So |x - 3| >= 0
Add six to both sides to get (y =) |x - 3| + 6 >= 6. Range.

c) Can be rewritten as 4 - 9/x^2. Since the part "9/x^2" is always positive, you will always be subtracting a positive value from 4, so you can never get your function to EQUAL 4. And it will never be higher. As x gets close to zero, the fraction 9/x^2 gets big, so you can achieve any negative value for your function. Range : y < 4
• Mar 31st 2011, 08:46 PM
iragequit
Quote:

Originally Posted by TheChaz
Maybe a better man than I can come along and give you a universal way to work these!

In the order or least resistance.
e) y = f(x) has minimum (since the leading coefficient is positive) value when x = -b/(2a). So the range is y >= (whatever it is when x = -b/(2a)

f) The absolute value achieves all non-negative values.
So |x - 3| >= 0
Add six to both sides to get (y =) |x - 3| + 6 >= 6. Range.

c) Can be rewritten as 4 - 9/x^2. Since the part "9/x^2" is always positive, you will always be subtracting a positive value from 4, so you can never get your function to EQUAL 4. And it will never be higher. As x gets close to zero, the fraction 9/x^2 gets big, so you can achieve any negative value for your function. Range : y < 4

i can see how you did c), but what if the fraction was in the form a / b + c instead of a + b / c? how do you break it up?

for example, x^2 / (x^2-1)
• Apr 1st 2011, 04:06 AM
mr fantastic
Quote:

Originally Posted by iragequit
i can see how you did c), but what if the fraction was in the form a / b + c instead of a + b / c? how do you break it up?

for example, x^2 / (x^2-1)

$\displaystyle \frac{x^2}{x^2 - 1} = \frac{(x^2 - 1) + 1}{x^2 -1} = 1 + \frac{1}{x^2 - 1}$.

The problem is that you want a single magic bullet that will solve every question. There is none. Each question has to taken on its own merits, you must apply your own mathematical knowledge and experience to solve it.
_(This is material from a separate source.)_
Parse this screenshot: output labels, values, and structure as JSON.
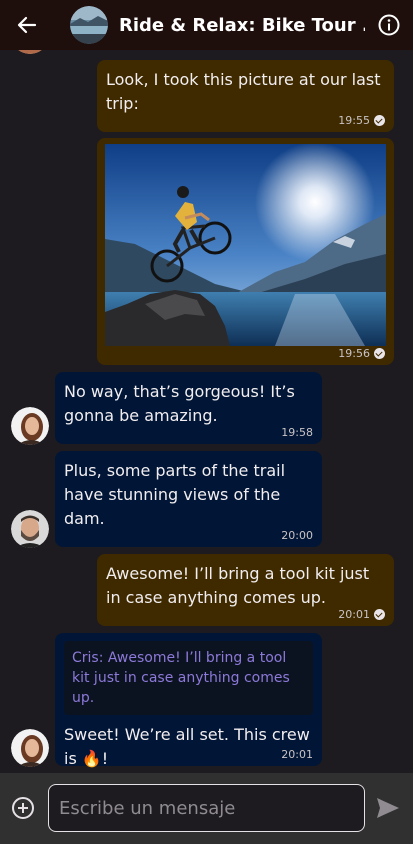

As a general rule, you should first draw a graph when trying to find the range of a function. (As to how to draw graphs, you should already have been taught that).
• Apr 1st 2011, 06:49 AM
TheChaz
Thanks, Mr. F! I started typing a similar response, but it was past my bedtime :)